In addition to identifying the key tasks and terms as you analyze an assignment, you also should circle or highlight the kinds of sources you are required to use. Ideally, an assignment will state explicitly what sources are required as in

Read an article in a newspaper, a magazine, or a journal (NY Times, Newsweek, or Math Today, etc.) that pertains to mathematics. The article should be published after January 1, 1997. Your paper should consist of a summary using your own words and your viewpoint on the issue.

Most college writing assignments expect you to use one or more of the following:

  • personal experiences and/or observations
  • interviews and/or surveys
  • newspapers and/or popular magazines
  • textbooks and/or class notes
  • videos and/or films
  • scholarly books
  • academic journals
  • websites

If you are required to use more than one source from the same time-period, then you can analyze these sources using "cultural analysis." If you use two or more sources from different time-periods, then you can analyze these sources using "historical analysis." For more on these two kinds of analysis, see "Connections: RLC 110-111 and Other Courses."

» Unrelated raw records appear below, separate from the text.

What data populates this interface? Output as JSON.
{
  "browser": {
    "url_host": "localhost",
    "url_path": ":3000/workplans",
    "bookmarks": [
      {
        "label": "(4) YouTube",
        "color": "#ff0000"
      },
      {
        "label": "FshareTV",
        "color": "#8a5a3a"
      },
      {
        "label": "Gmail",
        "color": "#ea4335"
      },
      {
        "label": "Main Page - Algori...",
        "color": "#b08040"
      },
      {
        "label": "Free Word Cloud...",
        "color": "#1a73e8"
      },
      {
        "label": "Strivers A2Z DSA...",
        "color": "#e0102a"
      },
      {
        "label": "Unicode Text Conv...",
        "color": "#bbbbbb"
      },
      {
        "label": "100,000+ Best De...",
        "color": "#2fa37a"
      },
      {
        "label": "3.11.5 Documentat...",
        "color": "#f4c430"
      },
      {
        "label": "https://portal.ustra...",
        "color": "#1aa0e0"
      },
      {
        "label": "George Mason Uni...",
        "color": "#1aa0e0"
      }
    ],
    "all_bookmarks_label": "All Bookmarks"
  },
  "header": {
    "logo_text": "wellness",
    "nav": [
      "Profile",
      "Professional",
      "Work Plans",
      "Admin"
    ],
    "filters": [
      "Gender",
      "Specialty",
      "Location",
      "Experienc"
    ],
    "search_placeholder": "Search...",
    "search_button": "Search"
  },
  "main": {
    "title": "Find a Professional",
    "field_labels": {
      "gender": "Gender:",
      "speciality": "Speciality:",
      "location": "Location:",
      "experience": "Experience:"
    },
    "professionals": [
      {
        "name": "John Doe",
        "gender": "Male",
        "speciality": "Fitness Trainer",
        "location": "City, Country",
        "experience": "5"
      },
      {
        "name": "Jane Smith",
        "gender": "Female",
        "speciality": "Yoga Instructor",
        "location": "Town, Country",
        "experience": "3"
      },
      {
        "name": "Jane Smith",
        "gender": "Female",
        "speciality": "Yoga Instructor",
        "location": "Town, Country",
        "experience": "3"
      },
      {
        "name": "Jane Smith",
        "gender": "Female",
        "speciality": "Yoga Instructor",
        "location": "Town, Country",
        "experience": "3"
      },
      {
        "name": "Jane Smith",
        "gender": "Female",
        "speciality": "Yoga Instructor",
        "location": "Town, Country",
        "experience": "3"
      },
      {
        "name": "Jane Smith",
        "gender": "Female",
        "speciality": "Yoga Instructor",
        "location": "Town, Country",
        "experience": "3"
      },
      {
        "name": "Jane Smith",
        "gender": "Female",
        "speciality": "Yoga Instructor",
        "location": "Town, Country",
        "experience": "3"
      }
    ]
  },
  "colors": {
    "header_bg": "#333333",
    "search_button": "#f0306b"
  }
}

To learn how to evaluate sources, especially Internet ones, see "Research Strategies."